[Extracted data entries]
--- --- ---

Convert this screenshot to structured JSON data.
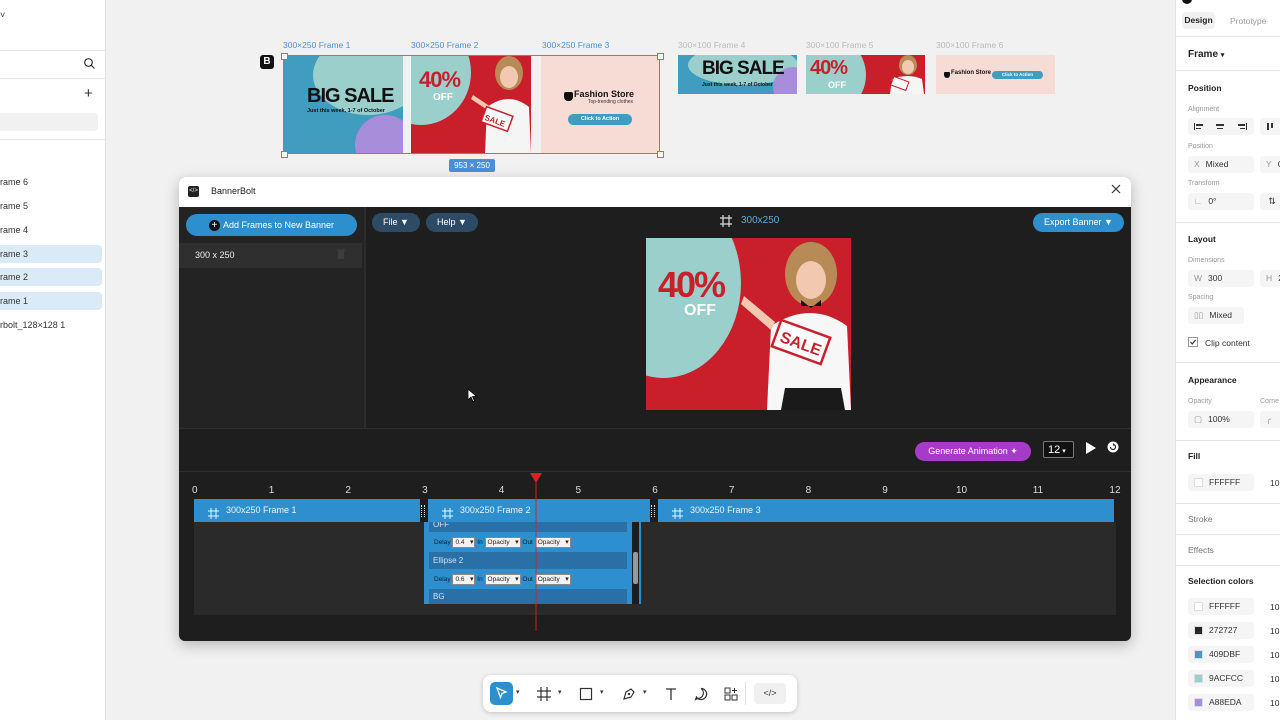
{
  "left_panel": {
    "layers": [
      {
        "label": "rame 6",
        "selected": false
      },
      {
        "label": "rame 5",
        "selected": false
      },
      {
        "label": "rame 4",
        "selected": false
      },
      {
        "label": "rame 3",
        "selected": true
      },
      {
        "label": "rame 2",
        "selected": true
      },
      {
        "label": "rame 1",
        "selected": true
      },
      {
        "label": "rbolt_128×128 1",
        "selected": false
      }
    ]
  },
  "canvas": {
    "logo_letter": "B",
    "selection_size": "953 × 250",
    "frames": [
      {
        "label": "300×250 Frame 1"
      },
      {
        "label": "300×250 Frame 2"
      },
      {
        "label": "300×250 Frame 3"
      },
      {
        "label": "300×100 Frame 4"
      },
      {
        "label": "300×100 Frame 5"
      },
      {
        "label": "300×100 Frame 6"
      }
    ],
    "banner": {
      "big_sale": "BIG SALE",
      "big_sale_sub": "Just this week, 1-7 of October",
      "percent": "40%",
      "off": "OFF",
      "sale_tag": "SALE",
      "store_name": "Fashion Store",
      "store_tagline": "Top-trending clothes",
      "cta": "Click to Action"
    }
  },
  "plugin": {
    "title": "BannerBolt",
    "add_frames_button": "Add Frames to New Banner",
    "banner_list": [
      {
        "label": "300 x 250"
      }
    ],
    "menu_file": "File ▼",
    "menu_help": "Help ▼",
    "preview_size": "300x250",
    "export_button": "Export Banner ▼",
    "generate_button": "Generate Animation",
    "fps_value": "12",
    "timeline": {
      "ticks": [
        "0",
        "1",
        "2",
        "3",
        "4",
        "5",
        "6",
        "7",
        "8",
        "9",
        "10",
        "11",
        "12"
      ],
      "playhead_at": 4.45,
      "tracks": [
        {
          "label": "300x250 Frame 1",
          "start": 0,
          "end": 2.95
        },
        {
          "label": "300x250 Frame 2",
          "start": 3.05,
          "end": 5.95
        },
        {
          "label": "300x250 Frame 3",
          "start": 6.05,
          "end": 12
        }
      ],
      "layers": [
        {
          "name": "OFF"
        },
        {
          "name": "Ellipse 2",
          "delay": "0.6",
          "in": "Opacity",
          "out": "Opacity"
        },
        {
          "name": "BG"
        }
      ],
      "row_a": {
        "delay": "0.4",
        "in": "Opacity",
        "out": "Opacity"
      },
      "labels": {
        "delay": "Delay",
        "in": "In",
        "out": "Out"
      }
    }
  },
  "right_panel": {
    "tabs": [
      "Design",
      "Prototype"
    ],
    "frame_label": "Frame",
    "position_title": "Position",
    "alignment_label": "Alignment",
    "position_label": "Position",
    "x_label": "X",
    "x_value": "Mixed",
    "y_label": "Y",
    "y_value": "C",
    "transform_label": "Transform",
    "rotation_value": "0°",
    "layout_title": "Layout",
    "dimensions_label": "Dimensions",
    "w_label": "W",
    "w_value": "300",
    "h_label": "H",
    "h_value": "2",
    "spacing_label": "Spacing",
    "spacing_value": "Mixed",
    "clip_label": "Clip content",
    "appearance_title": "Appearance",
    "opacity_label": "Opacity",
    "corner_label": "Corne",
    "opacity_value": "100%",
    "fill_title": "Fill",
    "fill_hex": "FFFFFF",
    "fill_pct": "10",
    "stroke_title": "Stroke",
    "effects_title": "Effects",
    "selection_colors_title": "Selection colors",
    "selection_colors": [
      {
        "hex": "FFFFFF",
        "color": "#FFFFFF",
        "pct": "10"
      },
      {
        "hex": "272727",
        "color": "#272727",
        "pct": "10"
      },
      {
        "hex": "409DBF",
        "color": "#409DBF",
        "pct": "10"
      },
      {
        "hex": "9ACFCC",
        "color": "#9ACFCC",
        "pct": "10"
      },
      {
        "hex": "A88EDA",
        "color": "#A88EDA",
        "pct": "10"
      }
    ]
  },
  "colors": {
    "accent_blue": "#2d8fce",
    "selection_blue": "#4a90d9",
    "generate_purple": "#a63bc7",
    "playhead_red": "#e02020",
    "banner_red": "#c91f2b",
    "banner_teal": "#9acfcc",
    "banner_blue": "#409dbf",
    "banner_pink": "#f6dcd4"
  }
}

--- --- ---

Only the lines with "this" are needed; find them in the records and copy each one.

Exercise result ::
Convert this screenshot to structured JSON data.
      "big_sale_sub": "Just this week, 1-7 of October",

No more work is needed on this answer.